═══ SUPPLIED RECORDS ═══
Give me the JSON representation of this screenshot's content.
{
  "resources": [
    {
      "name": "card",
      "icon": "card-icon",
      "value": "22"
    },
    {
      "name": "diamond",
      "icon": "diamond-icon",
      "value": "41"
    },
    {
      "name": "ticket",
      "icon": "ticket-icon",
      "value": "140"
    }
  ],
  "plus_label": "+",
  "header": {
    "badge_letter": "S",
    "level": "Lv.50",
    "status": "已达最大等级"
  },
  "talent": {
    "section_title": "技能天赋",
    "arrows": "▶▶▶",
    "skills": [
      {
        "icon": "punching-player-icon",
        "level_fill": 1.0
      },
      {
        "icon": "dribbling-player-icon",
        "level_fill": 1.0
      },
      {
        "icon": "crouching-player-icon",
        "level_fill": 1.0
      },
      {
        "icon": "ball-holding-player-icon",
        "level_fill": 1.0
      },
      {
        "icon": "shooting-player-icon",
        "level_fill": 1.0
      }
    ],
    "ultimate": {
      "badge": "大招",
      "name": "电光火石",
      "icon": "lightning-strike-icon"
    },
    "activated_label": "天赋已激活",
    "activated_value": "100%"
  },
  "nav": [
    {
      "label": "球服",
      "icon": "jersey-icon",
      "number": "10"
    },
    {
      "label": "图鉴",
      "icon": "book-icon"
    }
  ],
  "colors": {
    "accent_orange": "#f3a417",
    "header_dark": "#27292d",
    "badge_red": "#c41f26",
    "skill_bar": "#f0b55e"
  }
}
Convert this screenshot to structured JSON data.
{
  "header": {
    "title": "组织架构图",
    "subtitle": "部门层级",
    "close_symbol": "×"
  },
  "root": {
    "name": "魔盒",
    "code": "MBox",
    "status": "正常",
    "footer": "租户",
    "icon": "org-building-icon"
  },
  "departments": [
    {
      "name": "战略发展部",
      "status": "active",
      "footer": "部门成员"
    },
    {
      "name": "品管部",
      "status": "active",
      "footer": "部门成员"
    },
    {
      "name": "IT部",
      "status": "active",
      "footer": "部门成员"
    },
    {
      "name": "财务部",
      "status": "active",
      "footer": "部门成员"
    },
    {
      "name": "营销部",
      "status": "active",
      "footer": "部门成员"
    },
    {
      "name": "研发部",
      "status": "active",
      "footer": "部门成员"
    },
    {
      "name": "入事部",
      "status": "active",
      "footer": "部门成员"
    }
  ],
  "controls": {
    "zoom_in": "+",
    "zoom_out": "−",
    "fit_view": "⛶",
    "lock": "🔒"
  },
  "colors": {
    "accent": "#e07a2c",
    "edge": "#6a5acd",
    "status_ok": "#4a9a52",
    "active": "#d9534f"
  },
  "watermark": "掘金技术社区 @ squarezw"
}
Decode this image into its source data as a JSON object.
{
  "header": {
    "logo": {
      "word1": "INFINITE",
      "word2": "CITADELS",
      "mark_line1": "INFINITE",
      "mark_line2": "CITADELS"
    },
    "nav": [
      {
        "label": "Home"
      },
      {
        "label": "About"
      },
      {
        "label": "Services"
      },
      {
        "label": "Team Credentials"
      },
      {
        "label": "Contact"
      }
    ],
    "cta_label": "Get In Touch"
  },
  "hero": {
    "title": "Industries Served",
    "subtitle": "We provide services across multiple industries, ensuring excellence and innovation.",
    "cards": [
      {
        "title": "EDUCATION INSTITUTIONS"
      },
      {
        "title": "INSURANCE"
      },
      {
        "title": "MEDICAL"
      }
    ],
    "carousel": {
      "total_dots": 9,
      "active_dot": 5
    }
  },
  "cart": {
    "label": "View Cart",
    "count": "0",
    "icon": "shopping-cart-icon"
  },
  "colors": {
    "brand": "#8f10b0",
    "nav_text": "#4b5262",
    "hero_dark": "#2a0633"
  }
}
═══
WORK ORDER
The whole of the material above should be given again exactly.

TASK RESPONSE
Give me the JSON representation of this screenshot's content.
{
  "resources": [
    {
      "name": "card",
      "icon": "card-icon",
      "value": "22"
    },
    {
      "name": "diamond",
      "icon": "diamond-icon",
      "value": "41"
    },
    {
      "name": "ticket",
      "icon": "ticket-icon",
      "value": "140"
    }
  ],
  "plus_label": "+",
  "header": {
    "badge_letter": "S",
    "level": "Lv.50",
    "status": "已达最大等级"
  },
  "talent": {
    "section_title": "技能天赋",
    "arrows": "▶▶▶",
    "skills": [
      {
        "icon": "punching-player-icon",
        "level_fill": 1.0
      },
      {
        "icon": "dribbling-player-icon",
        "level_fill": 1.0
      },
      {
        "icon": "crouching-player-icon",
        "level_fill": 1.0
      },
      {
        "icon": "ball-holding-player-icon",
        "level_fill": 1.0
      },
      {
        "icon": "shooting-player-icon",
        "level_fill": 1.0
      }
    ],
    "ultimate": {
      "badge": "大招",
      "name": "电光火石",
      "icon": "lightning-strike-icon"
    },
    "activated_label": "天赋已激活",
    "activated_value": "100%"
  },
  "nav": [
    {
      "label": "球服",
      "icon": "jersey-icon",
      "number": "10"
    },
    {
      "label": "图鉴",
      "icon": "book-icon"
    }
  ],
  "colors": {
    "accent_orange": "#f3a417",
    "header_dark": "#27292d",
    "badge_red": "#c41f26",
    "skill_bar": "#f0b55e"
  }
}
Convert this screenshot to structured JSON data.
{
  "header": {
    "title": "组织架构图",
    "subtitle": "部门层级",
    "close_symbol": "×"
  },
  "root": {
    "name": "魔盒",
    "code": "MBox",
    "status": "正常",
    "footer": "租户",
    "icon": "org-building-icon"
  },
  "departments": [
    {
      "name": "战略发展部",
      "status": "active",
      "footer": "部门成员"
    },
    {
      "name": "品管部",
      "status": "active",
      "footer": "部门成员"
    },
    {
      "name": "IT部",
      "status": "active",
      "footer": "部门成员"
    },
    {
      "name": "财务部",
      "status": "active",
      "footer": "部门成员"
    },
    {
      "name": "营销部",
      "status": "active",
      "footer": "部门成员"
    },
    {
      "name": "研发部",
      "status": "active",
      "footer": "部门成员"
    },
    {
      "name": "入事部",
      "status": "active",
      "footer": "部门成员"
    }
  ],
  "controls": {
    "zoom_in": "+",
    "zoom_out": "−",
    "fit_view": "⛶",
    "lock": "🔒"
  },
  "colors": {
    "accent": "#e07a2c",
    "edge": "#6a5acd",
    "status_ok": "#4a9a52",
    "active": "#d9534f"
  },
  "watermark": "掘金技术社区 @ squarezw"
}
Decode this image into its source data as a JSON object.
{
  "header": {
    "logo": {
      "word1": "INFINITE",
      "word2": "CITADELS",
      "mark_line1": "INFINITE",
      "mark_line2": "CITADELS"
    },
    "nav": [
      {
        "label": "Home"
      },
      {
        "label": "About"
      },
      {
        "label": "Services"
      },
      {
        "label": "Team Credentials"
      },
      {
        "label": "Contact"
      }
    ],
    "cta_label": "Get In Touch"
  },
  "hero": {
    "title": "Industries Served",
    "subtitle": "We provide services across multiple industries, ensuring excellence and innovation.",
    "cards": [
      {
        "title": "EDUCATION INSTITUTIONS"
      },
      {
        "title": "INSURANCE"
      },
      {
        "title": "MEDICAL"
      }
    ],
    "carousel": {
      "total_dots": 9,
      "active_dot": 5
    }
  },
  "cart": {
    "label": "View Cart",
    "count": "0",
    "icon": "shopping-cart-icon"
  },
  "colors": {
    "brand": "#8f10b0",
    "nav_text": "#4b5262",
    "hero_dark": "#2a0633"
  }
}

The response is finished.